Extracted data:
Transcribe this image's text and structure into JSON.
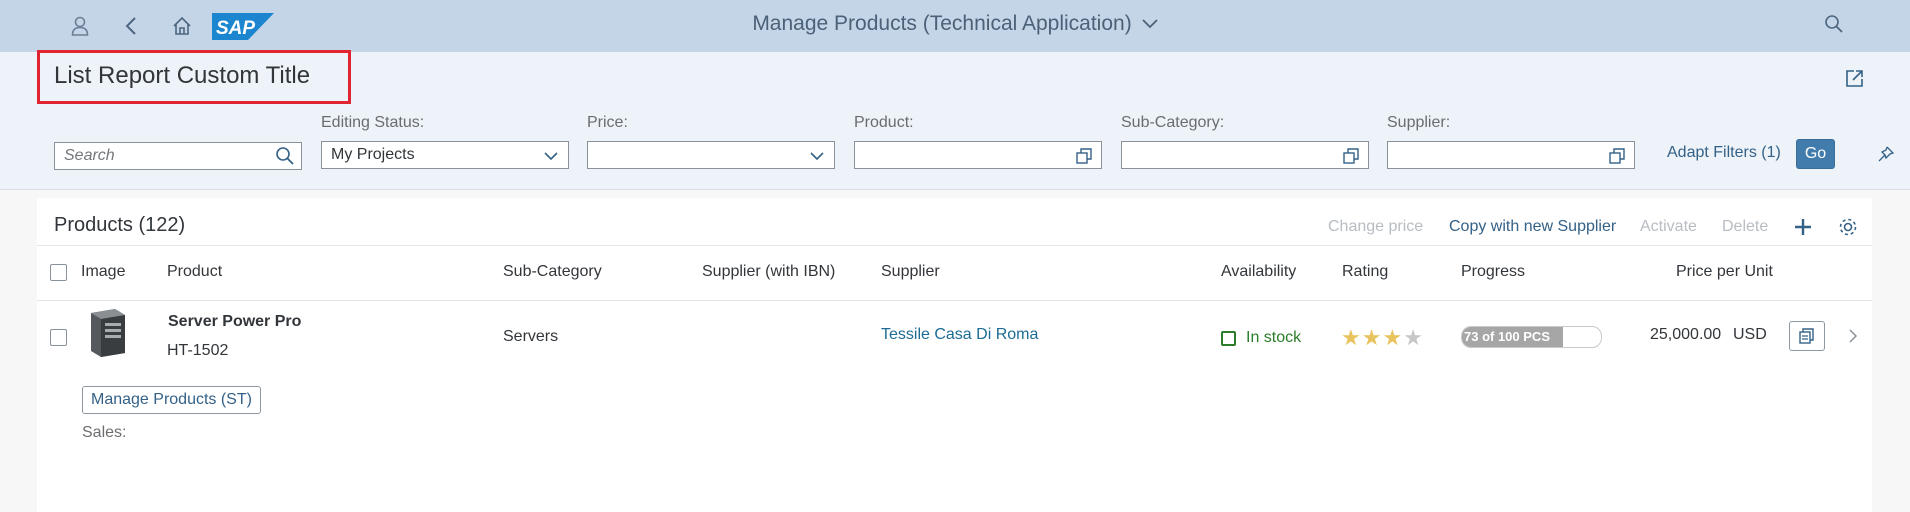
{
  "shell": {
    "title": "Manage Products (Technical Application)",
    "logo_text": "SAP",
    "icons": [
      "user-icon",
      "back-icon",
      "home-icon",
      "search-icon"
    ]
  },
  "header": {
    "page_title": "List Report Custom Title",
    "search_placeholder": "Search",
    "filters": [
      {
        "label": "Editing Status:",
        "value": "My Projects",
        "control": "dropdown"
      },
      {
        "label": "Price:",
        "value": "",
        "control": "dropdown"
      },
      {
        "label": "Product:",
        "value": "",
        "control": "value-help"
      },
      {
        "label": "Sub-Category:",
        "value": "",
        "control": "value-help"
      },
      {
        "label": "Supplier:",
        "value": "",
        "control": "value-help"
      }
    ],
    "adapt_filters": "Adapt Filters (1)",
    "go": "Go"
  },
  "table": {
    "title": "Products (122)",
    "actions": {
      "change_price": "Change price",
      "copy_supplier": "Copy with new Supplier",
      "activate": "Activate",
      "delete": "Delete"
    },
    "columns": [
      "Image",
      "Product",
      "Sub-Category",
      "Supplier (with IBN)",
      "Supplier",
      "Availability",
      "Rating",
      "Progress",
      "Price per Unit"
    ],
    "rows": [
      {
        "product_name": "Server Power Pro",
        "product_id": "HT-1502",
        "sub_category": "Servers",
        "supplier_ibn": "",
        "supplier": "Tessile Casa Di Roma",
        "availability": "In stock",
        "rating": 3,
        "rating_max": 4,
        "progress_text": "73 of 100 PCS",
        "progress_value": 0.73,
        "price": "25,000.00",
        "currency": "USD",
        "nav_button": "Manage Products (ST)",
        "sales_label": "Sales:"
      }
    ]
  },
  "colors": {
    "shell_bg": "#c5d5e8",
    "header_bg": "#edf3f8",
    "highlight_border": "#e02530",
    "go_button": "#427cac",
    "link": "#1d6c93",
    "success": "#2b7d2b",
    "star": "#e9c35e"
  }
}
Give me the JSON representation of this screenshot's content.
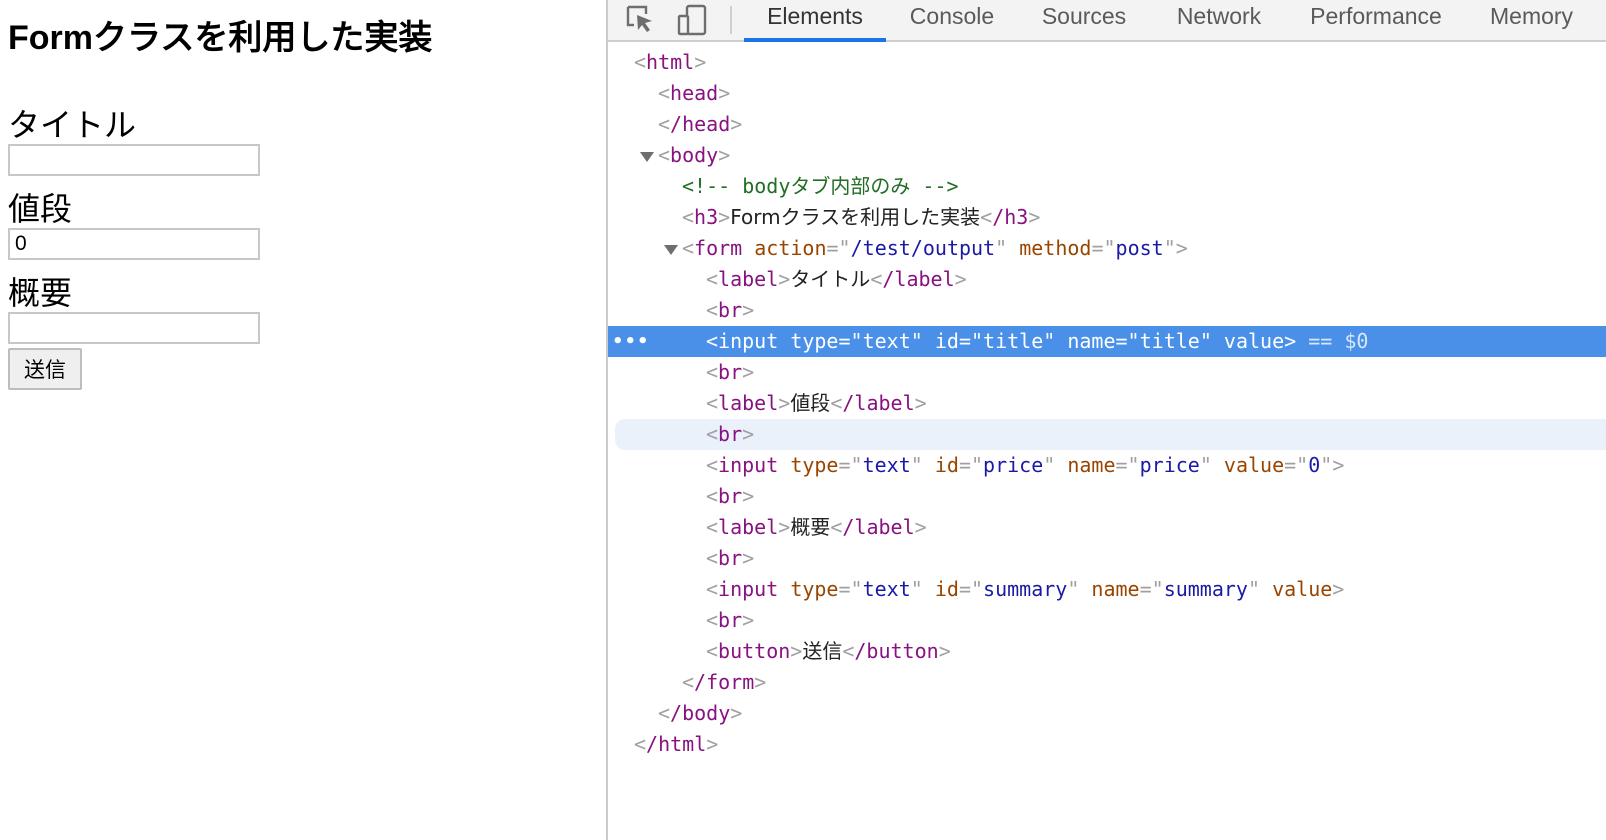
{
  "page": {
    "heading": "Formクラスを利用した実装",
    "title_label": "タイトル",
    "title_value": "",
    "price_label": "値段",
    "price_value": "0",
    "summary_label": "概要",
    "summary_value": "",
    "submit_label": "送信"
  },
  "devtools": {
    "tabs": [
      "Elements",
      "Console",
      "Sources",
      "Network",
      "Performance",
      "Memory"
    ],
    "active_tab": "Elements",
    "selected_marker": "== $0",
    "tree": {
      "html_open": "html",
      "head_open": "head",
      "head_close": "/head",
      "body_open": "body",
      "comment": "<!-- bodyタブ内部のみ -->",
      "h3_tag": "h3",
      "h3_text": "Formクラスを利用した実装",
      "h3_close": "/h3",
      "form_tag": "form",
      "form_action_attr": "action",
      "form_action_val": "/test/output",
      "form_method_attr": "method",
      "form_method_val": "post",
      "label_tag": "label",
      "label_close": "/label",
      "label1_text": "タイトル",
      "label2_text": "値段",
      "label3_text": "概要",
      "br_tag": "br",
      "input_tag": "input",
      "type_attr": "type",
      "id_attr": "id",
      "name_attr": "name",
      "value_attr": "value",
      "text_val": "text",
      "title_val": "title",
      "price_val": "price",
      "zero_val": "0",
      "summary_val": "summary",
      "button_tag": "button",
      "button_text": "送信",
      "button_close": "/button",
      "form_close": "/form",
      "body_close": "/body",
      "html_close": "/html"
    }
  },
  "colors": {
    "selection": "#4a90e8",
    "tab_underline": "#1a73e8",
    "tag": "#881280",
    "attr_name": "#994500",
    "attr_value": "#1a1aa6",
    "comment": "#236e25"
  }
}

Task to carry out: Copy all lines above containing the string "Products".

Response to this task:
    "title": "Manage Products (Technical Application)",
    "title": "Products (122)",
        "nav_button": "Manage Products (ST)",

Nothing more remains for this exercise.